==== Provided records

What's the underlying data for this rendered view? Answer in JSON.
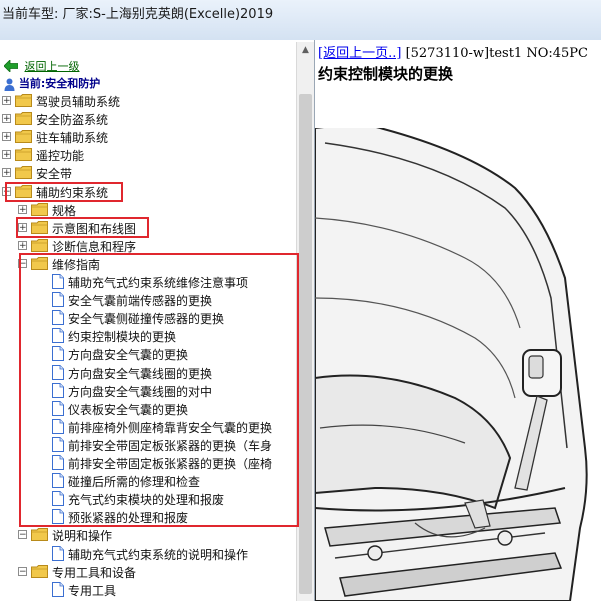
{
  "header": {
    "title": "当前车型:  厂家:S-上海别克英朗(Excelle)2019"
  },
  "tree": {
    "back_label": "返回上一级",
    "current_label": "当前:安全和防护",
    "items": [
      {
        "label": "驾驶员辅助系统",
        "level": 0,
        "type": "folder",
        "expander": "+"
      },
      {
        "label": "安全防盗系统",
        "level": 0,
        "type": "folder",
        "expander": "+"
      },
      {
        "label": "驻车辅助系统",
        "level": 0,
        "type": "folder",
        "expander": "+"
      },
      {
        "label": "遥控功能",
        "level": 0,
        "type": "folder",
        "expander": "+"
      },
      {
        "label": "安全带",
        "level": 0,
        "type": "folder",
        "expander": "+"
      },
      {
        "label": "辅助约束系统",
        "level": 0,
        "type": "folder",
        "expander": "-"
      },
      {
        "label": "规格",
        "level": 1,
        "type": "folder",
        "expander": "+"
      },
      {
        "label": "示意图和布线图",
        "level": 1,
        "type": "folder",
        "expander": "+"
      },
      {
        "label": "诊断信息和程序",
        "level": 1,
        "type": "folder",
        "expander": "+"
      },
      {
        "label": "维修指南",
        "level": 1,
        "type": "folder",
        "expander": "-"
      },
      {
        "label": "辅助充气式约束系统维修注意事项",
        "level": 2,
        "type": "doc"
      },
      {
        "label": "安全气囊前端传感器的更换",
        "level": 2,
        "type": "doc"
      },
      {
        "label": "安全气囊侧碰撞传感器的更换",
        "level": 2,
        "type": "doc"
      },
      {
        "label": "约束控制模块的更换",
        "level": 2,
        "type": "doc"
      },
      {
        "label": "方向盘安全气囊的更换",
        "level": 2,
        "type": "doc"
      },
      {
        "label": "方向盘安全气囊线圈的更换",
        "level": 2,
        "type": "doc"
      },
      {
        "label": "方向盘安全气囊线圈的对中",
        "level": 2,
        "type": "doc"
      },
      {
        "label": "仪表板安全气囊的更换",
        "level": 2,
        "type": "doc"
      },
      {
        "label": "前排座椅外侧座椅靠背安全气囊的更换",
        "level": 2,
        "type": "doc"
      },
      {
        "label": "前排安全带固定板张紧器的更换（车身",
        "level": 2,
        "type": "doc"
      },
      {
        "label": "前排安全带固定板张紧器的更换（座椅",
        "level": 2,
        "type": "doc"
      },
      {
        "label": "碰撞后所需的修理和检查",
        "level": 2,
        "type": "doc"
      },
      {
        "label": "充气式约束模块的处理和报废",
        "level": 2,
        "type": "doc"
      },
      {
        "label": "预张紧器的处理和报废",
        "level": 2,
        "type": "doc"
      },
      {
        "label": "说明和操作",
        "level": 1,
        "type": "folder",
        "expander": "-"
      },
      {
        "label": "辅助充气式约束系统的说明和操作",
        "level": 2,
        "type": "doc"
      },
      {
        "label": "专用工具和设备",
        "level": 1,
        "type": "folder",
        "expander": "-"
      },
      {
        "label": "专用工具",
        "level": 2,
        "type": "doc"
      }
    ]
  },
  "content": {
    "back_link": "[返回上一页..]",
    "doc_info": "[5273110-w]test1 NO:45PC",
    "title": "约束控制模块的更换"
  },
  "colors": {
    "highlight": "#e0272e",
    "folder": "#f1c84b",
    "link_green": "#006400",
    "link_blue": "#0000ee"
  }
}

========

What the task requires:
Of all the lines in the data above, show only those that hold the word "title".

Task response:
    "title": "当前车型:  厂家:S-上海别克英朗(Excelle)2019"
    "title": "约束控制模块的更换"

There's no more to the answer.